Stored data entries
-.-.-
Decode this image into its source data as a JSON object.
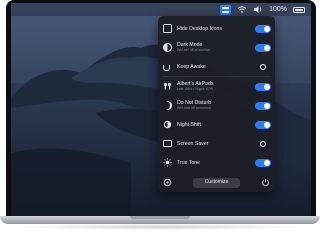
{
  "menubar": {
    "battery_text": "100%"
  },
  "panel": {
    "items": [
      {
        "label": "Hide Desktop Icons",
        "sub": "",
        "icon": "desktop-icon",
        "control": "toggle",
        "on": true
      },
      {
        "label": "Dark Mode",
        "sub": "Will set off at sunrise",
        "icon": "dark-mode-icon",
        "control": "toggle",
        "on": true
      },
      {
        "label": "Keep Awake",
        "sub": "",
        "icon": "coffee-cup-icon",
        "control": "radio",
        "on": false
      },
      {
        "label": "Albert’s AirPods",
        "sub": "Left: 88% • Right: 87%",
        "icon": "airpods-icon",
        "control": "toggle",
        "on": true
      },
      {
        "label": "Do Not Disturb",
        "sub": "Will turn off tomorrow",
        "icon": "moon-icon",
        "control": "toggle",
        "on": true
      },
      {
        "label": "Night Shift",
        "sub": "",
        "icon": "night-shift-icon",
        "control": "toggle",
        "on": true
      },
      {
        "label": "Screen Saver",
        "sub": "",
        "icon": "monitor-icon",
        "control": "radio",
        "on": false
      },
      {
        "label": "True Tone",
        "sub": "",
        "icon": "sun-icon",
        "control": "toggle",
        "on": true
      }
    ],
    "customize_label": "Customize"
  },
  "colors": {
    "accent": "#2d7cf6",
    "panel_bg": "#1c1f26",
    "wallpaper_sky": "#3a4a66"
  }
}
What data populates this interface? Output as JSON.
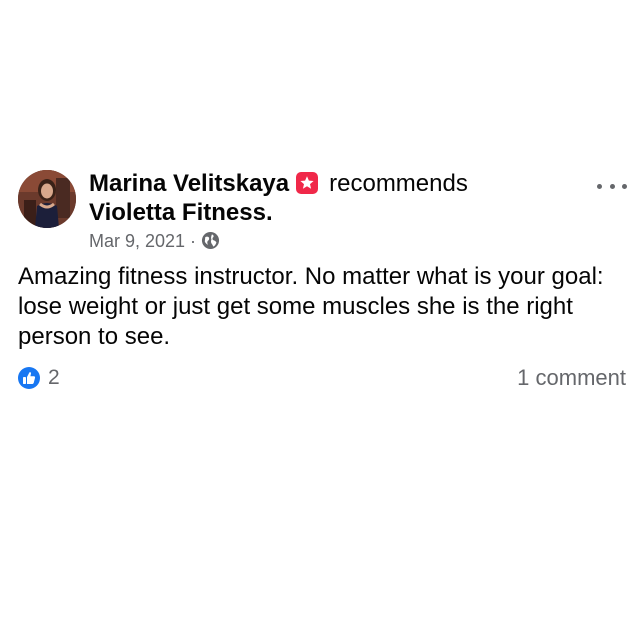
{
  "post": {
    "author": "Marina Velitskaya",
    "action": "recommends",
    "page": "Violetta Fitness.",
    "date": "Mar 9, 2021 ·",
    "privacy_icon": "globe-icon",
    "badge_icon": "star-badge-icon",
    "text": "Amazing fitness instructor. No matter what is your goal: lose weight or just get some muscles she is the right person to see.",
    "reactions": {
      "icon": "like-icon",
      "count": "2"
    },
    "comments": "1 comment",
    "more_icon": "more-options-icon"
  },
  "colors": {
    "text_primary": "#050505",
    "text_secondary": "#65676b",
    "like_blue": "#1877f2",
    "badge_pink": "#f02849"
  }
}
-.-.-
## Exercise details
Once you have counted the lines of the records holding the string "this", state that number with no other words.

## Output of the exercise
2